(Dataset entries Opens)
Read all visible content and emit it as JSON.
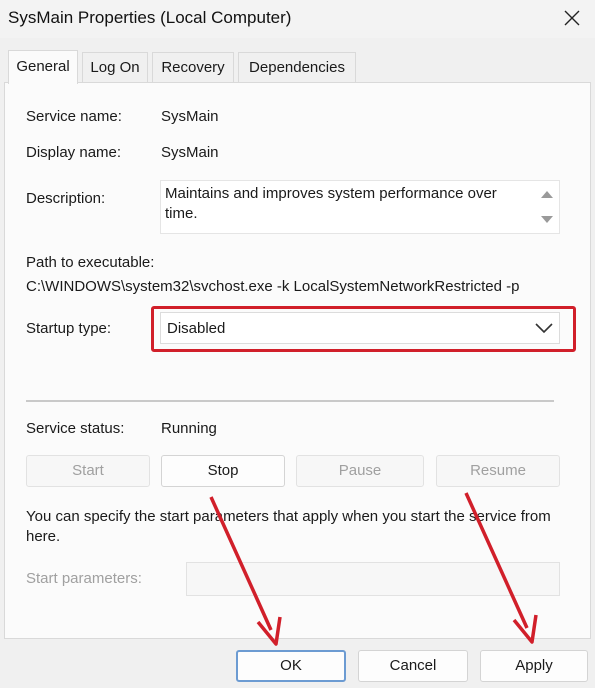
{
  "window": {
    "title": "SysMain Properties (Local Computer)"
  },
  "tabs": [
    {
      "label": "General",
      "active": true
    },
    {
      "label": "Log On",
      "active": false
    },
    {
      "label": "Recovery",
      "active": false
    },
    {
      "label": "Dependencies",
      "active": false
    }
  ],
  "general": {
    "service_name_label": "Service name:",
    "service_name_value": "SysMain",
    "display_name_label": "Display name:",
    "display_name_value": "SysMain",
    "description_label": "Description:",
    "description_value": "Maintains and improves system performance over time.",
    "path_label": "Path to executable:",
    "path_value": "C:\\WINDOWS\\system32\\svchost.exe -k LocalSystemNetworkRestricted -p",
    "startup_type_label": "Startup type:",
    "startup_type_value": "Disabled",
    "service_status_label": "Service status:",
    "service_status_value": "Running",
    "buttons": {
      "start": "Start",
      "stop": "Stop",
      "pause": "Pause",
      "resume": "Resume"
    },
    "hint_text": "You can specify the start parameters that apply when you start the service from here.",
    "start_params_label": "Start parameters:",
    "start_params_value": ""
  },
  "footer": {
    "ok_label": "OK",
    "cancel_label": "Cancel",
    "apply_label": "Apply"
  },
  "colors": {
    "annotation_red": "#d11f2a",
    "ok_border": "#6c9bd2"
  },
  "icons": {
    "close": "close-icon",
    "chevron": "chevron-down-icon",
    "scroll_up": "scroll-up-icon",
    "scroll_down": "scroll-down-icon"
  }
}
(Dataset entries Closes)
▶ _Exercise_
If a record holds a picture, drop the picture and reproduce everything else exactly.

▶ _Answer box_
Read all visible content and emit it as JSON.
{
  "window": {
    "title": "SysMain Properties (Local Computer)"
  },
  "tabs": [
    {
      "label": "General",
      "active": true
    },
    {
      "label": "Log On",
      "active": false
    },
    {
      "label": "Recovery",
      "active": false
    },
    {
      "label": "Dependencies",
      "active": false
    }
  ],
  "general": {
    "service_name_label": "Service name:",
    "service_name_value": "SysMain",
    "display_name_label": "Display name:",
    "display_name_value": "SysMain",
    "description_label": "Description:",
    "description_value": "Maintains and improves system performance over time.",
    "path_label": "Path to executable:",
    "path_value": "C:\\WINDOWS\\system32\\svchost.exe -k LocalSystemNetworkRestricted -p",
    "startup_type_label": "Startup type:",
    "startup_type_value": "Disabled",
    "service_status_label": "Service status:",
    "service_status_value": "Running",
    "buttons": {
      "start": "Start",
      "stop": "Stop",
      "pause": "Pause",
      "resume": "Resume"
    },
    "hint_text": "You can specify the start parameters that apply when you start the service from here.",
    "start_params_label": "Start parameters:",
    "start_params_value": ""
  },
  "footer": {
    "ok_label": "OK",
    "cancel_label": "Cancel",
    "apply_label": "Apply"
  },
  "colors": {
    "annotation_red": "#d11f2a",
    "ok_border": "#6c9bd2"
  },
  "icons": {
    "close": "close-icon",
    "chevron": "chevron-down-icon",
    "scroll_up": "scroll-up-icon",
    "scroll_down": "scroll-down-icon"
  }
}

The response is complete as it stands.